Dataset content.
►

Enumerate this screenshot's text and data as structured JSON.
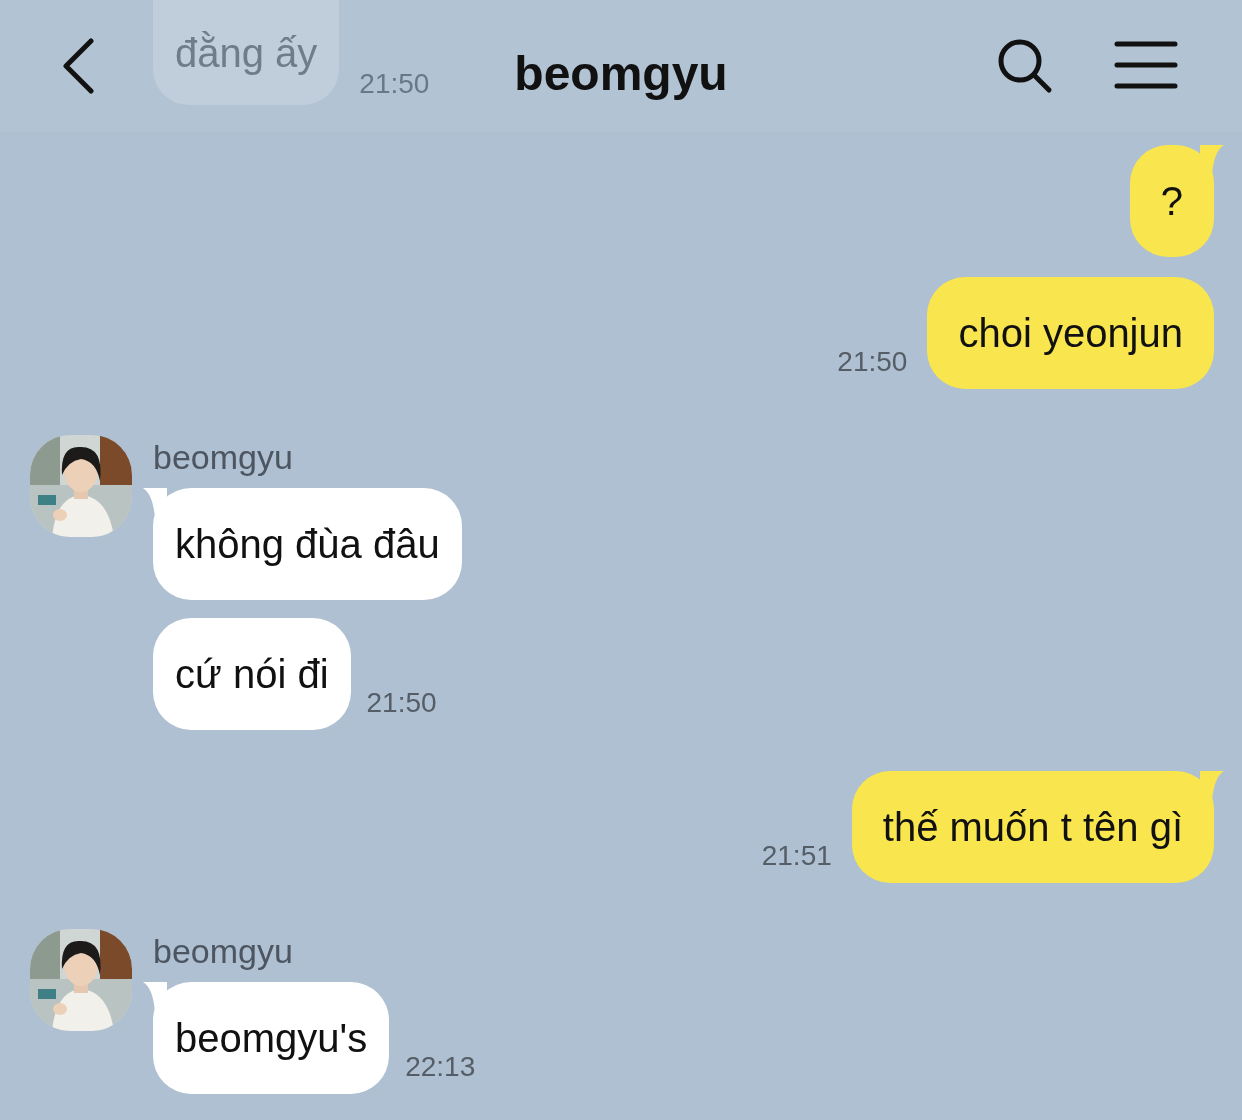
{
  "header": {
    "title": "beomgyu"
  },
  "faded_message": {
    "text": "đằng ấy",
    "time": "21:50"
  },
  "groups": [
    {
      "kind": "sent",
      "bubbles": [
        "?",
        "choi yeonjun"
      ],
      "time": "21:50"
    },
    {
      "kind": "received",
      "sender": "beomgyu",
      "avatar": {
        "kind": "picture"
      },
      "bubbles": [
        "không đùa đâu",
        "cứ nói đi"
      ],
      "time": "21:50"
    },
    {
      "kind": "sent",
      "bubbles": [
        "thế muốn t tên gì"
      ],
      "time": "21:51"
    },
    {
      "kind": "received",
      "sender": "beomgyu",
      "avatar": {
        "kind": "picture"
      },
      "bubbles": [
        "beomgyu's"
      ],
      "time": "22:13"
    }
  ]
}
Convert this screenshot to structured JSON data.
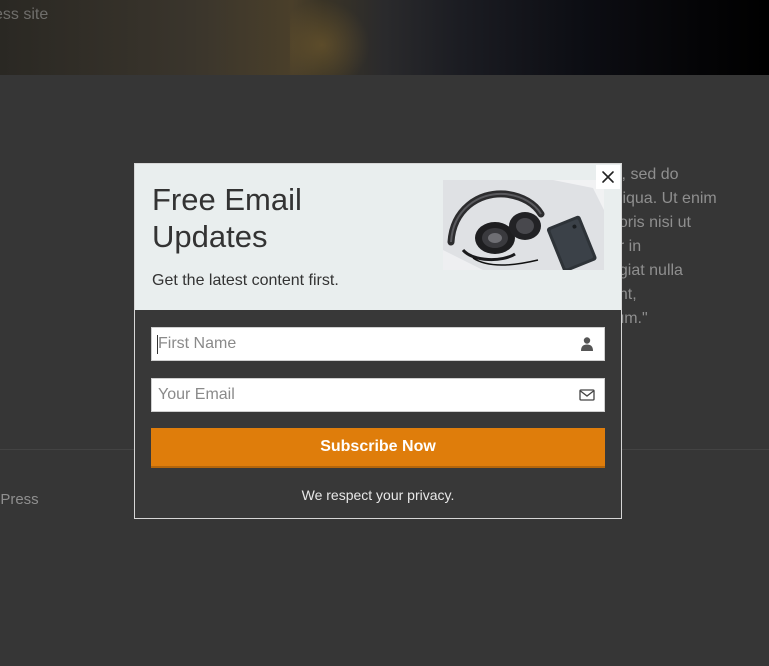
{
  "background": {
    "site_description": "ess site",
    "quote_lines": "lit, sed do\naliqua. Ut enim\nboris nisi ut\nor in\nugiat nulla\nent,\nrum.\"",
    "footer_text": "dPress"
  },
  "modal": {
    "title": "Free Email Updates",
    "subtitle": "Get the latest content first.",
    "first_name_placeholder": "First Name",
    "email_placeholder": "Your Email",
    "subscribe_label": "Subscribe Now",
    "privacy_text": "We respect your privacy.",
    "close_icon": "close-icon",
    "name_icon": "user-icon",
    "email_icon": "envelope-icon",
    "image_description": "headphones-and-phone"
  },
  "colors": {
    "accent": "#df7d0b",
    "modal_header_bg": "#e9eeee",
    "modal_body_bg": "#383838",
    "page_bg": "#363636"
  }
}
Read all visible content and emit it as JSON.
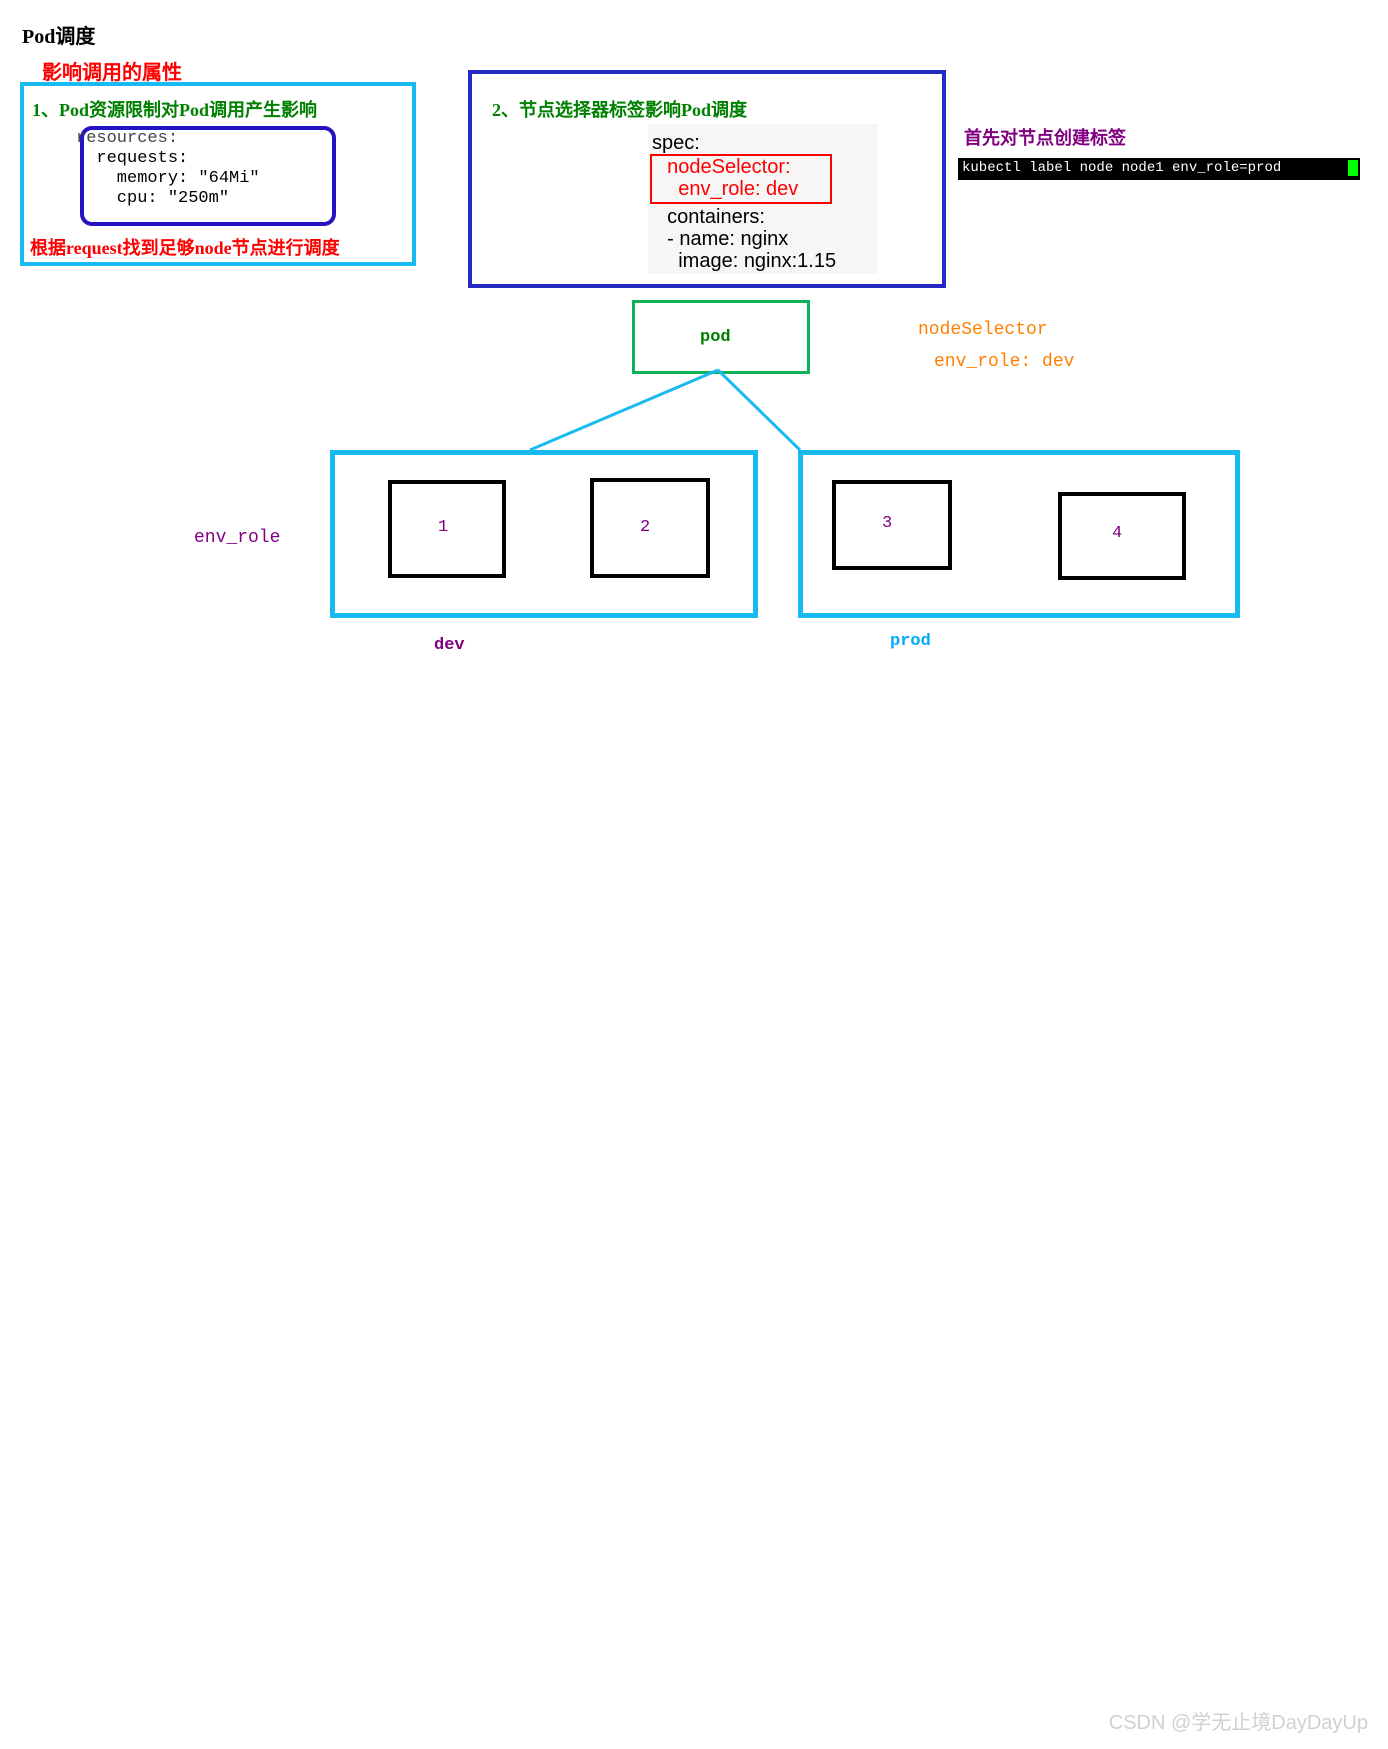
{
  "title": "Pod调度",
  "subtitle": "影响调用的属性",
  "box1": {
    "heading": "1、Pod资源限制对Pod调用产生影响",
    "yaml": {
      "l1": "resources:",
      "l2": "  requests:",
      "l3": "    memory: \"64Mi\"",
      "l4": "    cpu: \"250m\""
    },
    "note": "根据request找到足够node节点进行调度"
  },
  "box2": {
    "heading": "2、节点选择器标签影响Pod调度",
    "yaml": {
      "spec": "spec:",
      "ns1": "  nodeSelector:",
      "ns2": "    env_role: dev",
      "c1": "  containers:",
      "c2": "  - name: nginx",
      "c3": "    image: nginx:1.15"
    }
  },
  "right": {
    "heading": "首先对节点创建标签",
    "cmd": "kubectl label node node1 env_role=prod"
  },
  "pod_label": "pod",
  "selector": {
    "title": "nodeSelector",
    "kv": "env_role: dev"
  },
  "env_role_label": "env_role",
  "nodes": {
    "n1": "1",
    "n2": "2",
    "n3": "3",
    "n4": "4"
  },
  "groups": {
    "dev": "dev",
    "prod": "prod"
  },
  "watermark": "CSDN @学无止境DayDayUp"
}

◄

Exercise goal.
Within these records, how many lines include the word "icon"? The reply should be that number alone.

Answer.
3